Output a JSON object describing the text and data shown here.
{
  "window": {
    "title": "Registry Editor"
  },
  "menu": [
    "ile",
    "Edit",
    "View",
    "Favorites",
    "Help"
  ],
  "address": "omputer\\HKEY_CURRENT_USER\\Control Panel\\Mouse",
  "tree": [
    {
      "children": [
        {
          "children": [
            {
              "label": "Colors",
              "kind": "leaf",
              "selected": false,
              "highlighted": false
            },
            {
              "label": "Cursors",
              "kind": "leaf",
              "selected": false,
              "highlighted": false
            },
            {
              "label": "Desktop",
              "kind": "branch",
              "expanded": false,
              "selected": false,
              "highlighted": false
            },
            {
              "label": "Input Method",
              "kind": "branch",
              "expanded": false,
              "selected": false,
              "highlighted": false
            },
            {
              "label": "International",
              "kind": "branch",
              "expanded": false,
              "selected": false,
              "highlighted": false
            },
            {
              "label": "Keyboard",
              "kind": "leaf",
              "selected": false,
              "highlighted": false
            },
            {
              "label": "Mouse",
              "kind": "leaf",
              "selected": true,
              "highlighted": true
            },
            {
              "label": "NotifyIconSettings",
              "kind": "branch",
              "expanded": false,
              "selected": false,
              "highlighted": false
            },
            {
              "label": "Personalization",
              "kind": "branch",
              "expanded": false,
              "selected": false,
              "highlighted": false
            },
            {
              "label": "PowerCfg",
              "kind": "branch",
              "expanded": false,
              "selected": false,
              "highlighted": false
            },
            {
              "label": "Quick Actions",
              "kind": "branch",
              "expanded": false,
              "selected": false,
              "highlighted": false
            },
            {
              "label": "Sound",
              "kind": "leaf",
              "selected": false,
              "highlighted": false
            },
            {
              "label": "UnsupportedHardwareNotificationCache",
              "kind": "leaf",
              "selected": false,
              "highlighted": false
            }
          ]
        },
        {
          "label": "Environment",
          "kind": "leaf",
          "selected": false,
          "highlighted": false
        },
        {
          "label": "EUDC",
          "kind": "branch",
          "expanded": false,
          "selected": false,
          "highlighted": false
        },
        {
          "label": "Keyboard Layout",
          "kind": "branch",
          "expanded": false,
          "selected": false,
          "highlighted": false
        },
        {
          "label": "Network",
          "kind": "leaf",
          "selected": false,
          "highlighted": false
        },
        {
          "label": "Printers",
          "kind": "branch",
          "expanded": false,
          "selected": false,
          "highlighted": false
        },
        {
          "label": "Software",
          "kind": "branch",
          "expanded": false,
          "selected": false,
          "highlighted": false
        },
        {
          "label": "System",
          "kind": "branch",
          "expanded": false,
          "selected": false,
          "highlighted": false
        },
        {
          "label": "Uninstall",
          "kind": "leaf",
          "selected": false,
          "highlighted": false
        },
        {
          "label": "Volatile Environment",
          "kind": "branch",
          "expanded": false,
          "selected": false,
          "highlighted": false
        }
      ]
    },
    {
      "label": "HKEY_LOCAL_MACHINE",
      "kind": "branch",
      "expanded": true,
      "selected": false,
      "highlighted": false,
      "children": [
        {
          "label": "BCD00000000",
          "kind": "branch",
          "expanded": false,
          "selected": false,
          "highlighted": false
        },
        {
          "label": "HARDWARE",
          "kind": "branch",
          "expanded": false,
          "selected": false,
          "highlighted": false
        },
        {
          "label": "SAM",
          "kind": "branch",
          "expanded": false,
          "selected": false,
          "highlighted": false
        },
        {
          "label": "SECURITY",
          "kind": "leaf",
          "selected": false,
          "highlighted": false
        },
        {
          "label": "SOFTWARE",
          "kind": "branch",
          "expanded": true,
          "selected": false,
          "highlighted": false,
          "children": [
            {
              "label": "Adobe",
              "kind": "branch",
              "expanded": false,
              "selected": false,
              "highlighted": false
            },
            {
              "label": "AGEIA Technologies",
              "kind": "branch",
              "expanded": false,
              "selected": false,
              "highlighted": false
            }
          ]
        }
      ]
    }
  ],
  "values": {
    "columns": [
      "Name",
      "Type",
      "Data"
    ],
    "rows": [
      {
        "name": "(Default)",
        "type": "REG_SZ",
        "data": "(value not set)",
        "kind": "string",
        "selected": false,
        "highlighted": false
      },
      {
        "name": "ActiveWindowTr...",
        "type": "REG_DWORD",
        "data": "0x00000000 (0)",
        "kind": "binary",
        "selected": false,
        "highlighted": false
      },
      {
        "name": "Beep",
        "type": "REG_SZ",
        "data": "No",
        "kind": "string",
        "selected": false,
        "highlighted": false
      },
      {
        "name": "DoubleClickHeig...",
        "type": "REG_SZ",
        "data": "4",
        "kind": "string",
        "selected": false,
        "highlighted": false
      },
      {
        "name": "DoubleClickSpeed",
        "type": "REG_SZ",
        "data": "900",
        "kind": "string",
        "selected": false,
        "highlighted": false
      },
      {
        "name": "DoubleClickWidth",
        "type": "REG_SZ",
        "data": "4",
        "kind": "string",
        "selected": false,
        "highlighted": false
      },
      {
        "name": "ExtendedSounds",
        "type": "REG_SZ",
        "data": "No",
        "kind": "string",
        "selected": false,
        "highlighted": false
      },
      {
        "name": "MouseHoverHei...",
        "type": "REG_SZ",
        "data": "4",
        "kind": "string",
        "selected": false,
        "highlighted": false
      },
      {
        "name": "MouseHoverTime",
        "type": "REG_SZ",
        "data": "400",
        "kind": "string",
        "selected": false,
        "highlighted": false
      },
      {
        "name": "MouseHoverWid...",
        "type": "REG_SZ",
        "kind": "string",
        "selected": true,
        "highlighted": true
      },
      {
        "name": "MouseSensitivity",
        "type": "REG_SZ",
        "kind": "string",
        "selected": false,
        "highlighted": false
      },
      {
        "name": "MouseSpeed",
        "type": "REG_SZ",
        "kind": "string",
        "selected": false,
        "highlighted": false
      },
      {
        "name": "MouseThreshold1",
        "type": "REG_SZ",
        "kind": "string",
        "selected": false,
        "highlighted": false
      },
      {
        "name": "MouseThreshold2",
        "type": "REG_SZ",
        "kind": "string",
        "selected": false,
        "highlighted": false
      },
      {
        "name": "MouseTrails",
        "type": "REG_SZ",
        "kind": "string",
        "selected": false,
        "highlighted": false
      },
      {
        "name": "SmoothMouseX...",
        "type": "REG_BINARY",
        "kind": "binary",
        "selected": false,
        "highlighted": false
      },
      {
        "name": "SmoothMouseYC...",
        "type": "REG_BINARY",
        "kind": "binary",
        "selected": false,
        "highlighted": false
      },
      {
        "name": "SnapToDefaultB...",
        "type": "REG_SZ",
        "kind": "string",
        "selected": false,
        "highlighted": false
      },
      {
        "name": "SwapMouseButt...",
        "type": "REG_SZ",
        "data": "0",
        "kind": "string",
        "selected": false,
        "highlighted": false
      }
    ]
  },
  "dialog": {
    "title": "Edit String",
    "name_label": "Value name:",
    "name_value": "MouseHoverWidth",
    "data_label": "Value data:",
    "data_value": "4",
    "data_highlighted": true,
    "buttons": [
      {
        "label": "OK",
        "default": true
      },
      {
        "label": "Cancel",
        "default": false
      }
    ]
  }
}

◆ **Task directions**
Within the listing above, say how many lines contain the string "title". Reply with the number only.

◆ **Exercise answer**
2